_WHAT THE TASK ASKS_. Every line below that holds the string "Symphony" should be copied out.

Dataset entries
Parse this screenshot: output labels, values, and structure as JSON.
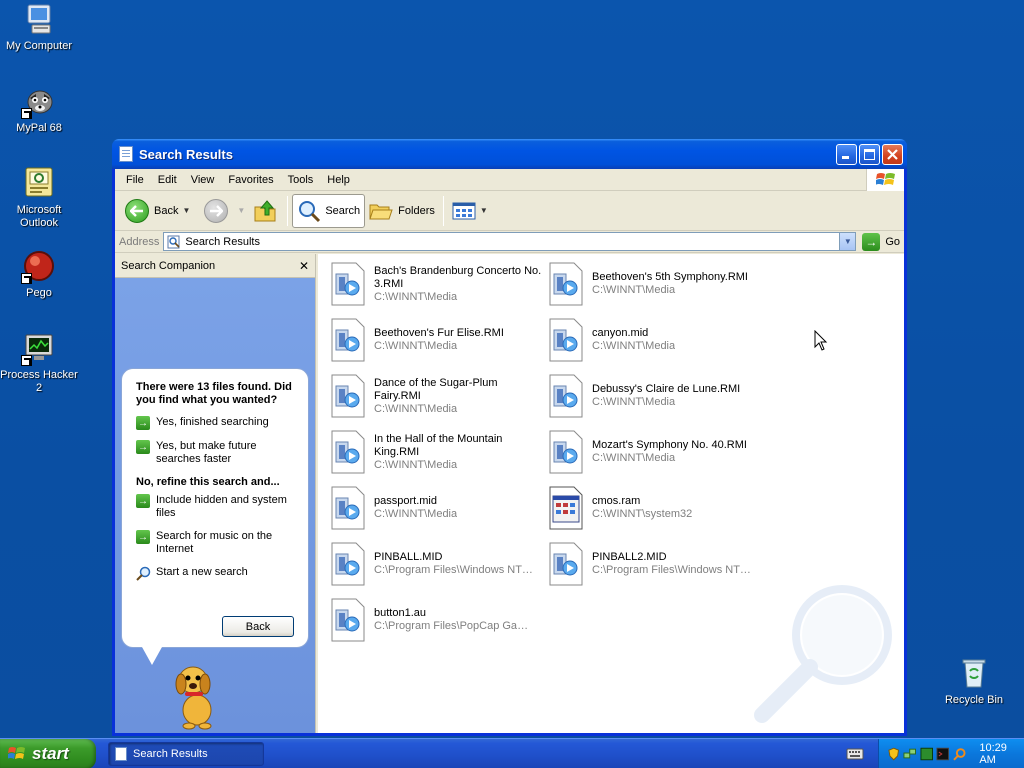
{
  "desktop": {
    "icons": [
      {
        "label": "My Computer",
        "icon": "computer-icon"
      },
      {
        "label": "MyPal 68",
        "icon": "raccoon-icon"
      },
      {
        "label": "Microsoft Outlook",
        "icon": "outlook-icon"
      },
      {
        "label": "Pego",
        "icon": "red-orb-icon"
      },
      {
        "label": "Process Hacker 2",
        "icon": "monitor-icon"
      },
      {
        "label": "Recycle Bin",
        "icon": "recycle-bin-icon"
      }
    ]
  },
  "window": {
    "title": "Search Results",
    "menu": [
      "File",
      "Edit",
      "View",
      "Favorites",
      "Tools",
      "Help"
    ],
    "toolbar": {
      "back_label": "Back",
      "search_label": "Search",
      "folders_label": "Folders"
    },
    "address": {
      "label": "Address",
      "value": "Search Results",
      "go_label": "Go"
    }
  },
  "companion": {
    "title": "Search Companion",
    "close_glyph": "✕",
    "found_text": "There were 13 files found. Did you find what you wanted?",
    "options": [
      "Yes, finished searching",
      "Yes, but make future searches faster"
    ],
    "refine_heading": "No, refine this search and...",
    "refine_options": [
      "Include hidden and system files",
      "Search for music on the Internet"
    ],
    "new_search": "Start a new search",
    "back_button": "Back"
  },
  "results": {
    "files": [
      {
        "name": "Bach's Brandenburg Concerto No. 3.RMI",
        "path": "C:\\WINNT\\Media",
        "type": "media"
      },
      {
        "name": "Beethoven's 5th Symphony.RMI",
        "path": "C:\\WINNT\\Media",
        "type": "media"
      },
      {
        "name": "Beethoven's Fur Elise.RMI",
        "path": "C:\\WINNT\\Media",
        "type": "media"
      },
      {
        "name": "canyon.mid",
        "path": "C:\\WINNT\\Media",
        "type": "media"
      },
      {
        "name": "Dance of the Sugar-Plum Fairy.RMI",
        "path": "C:\\WINNT\\Media",
        "type": "media"
      },
      {
        "name": "Debussy's Claire de Lune.RMI",
        "path": "C:\\WINNT\\Media",
        "type": "media"
      },
      {
        "name": "In the Hall of the Mountain King.RMI",
        "path": "C:\\WINNT\\Media",
        "type": "media"
      },
      {
        "name": "Mozart's Symphony No. 40.RMI",
        "path": "C:\\WINNT\\Media",
        "type": "media"
      },
      {
        "name": "passport.mid",
        "path": "C:\\WINNT\\Media",
        "type": "media"
      },
      {
        "name": "cmos.ram",
        "path": "C:\\WINNT\\system32",
        "type": "app"
      },
      {
        "name": "PINBALL.MID",
        "path": "C:\\Program Files\\Windows NT\\...",
        "type": "media"
      },
      {
        "name": "PINBALL2.MID",
        "path": "C:\\Program Files\\Windows NT\\...",
        "type": "media"
      },
      {
        "name": "button1.au",
        "path": "C:\\Program Files\\PopCap Gam...",
        "type": "media"
      }
    ]
  },
  "taskbar": {
    "start_label": "start",
    "task_label": "Search Results",
    "clock": "10:29 AM"
  },
  "colors": {
    "desktop": "#0a50a6",
    "title_bar": "#0054e3",
    "start_button": "#3c9b2b",
    "companion_panel": "#7a9ee5"
  }
}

_ANSWER_.
        "name": "Beethoven's 5th Symphony.RMI",
        "name": "Mozart's Symphony No. 40.RMI",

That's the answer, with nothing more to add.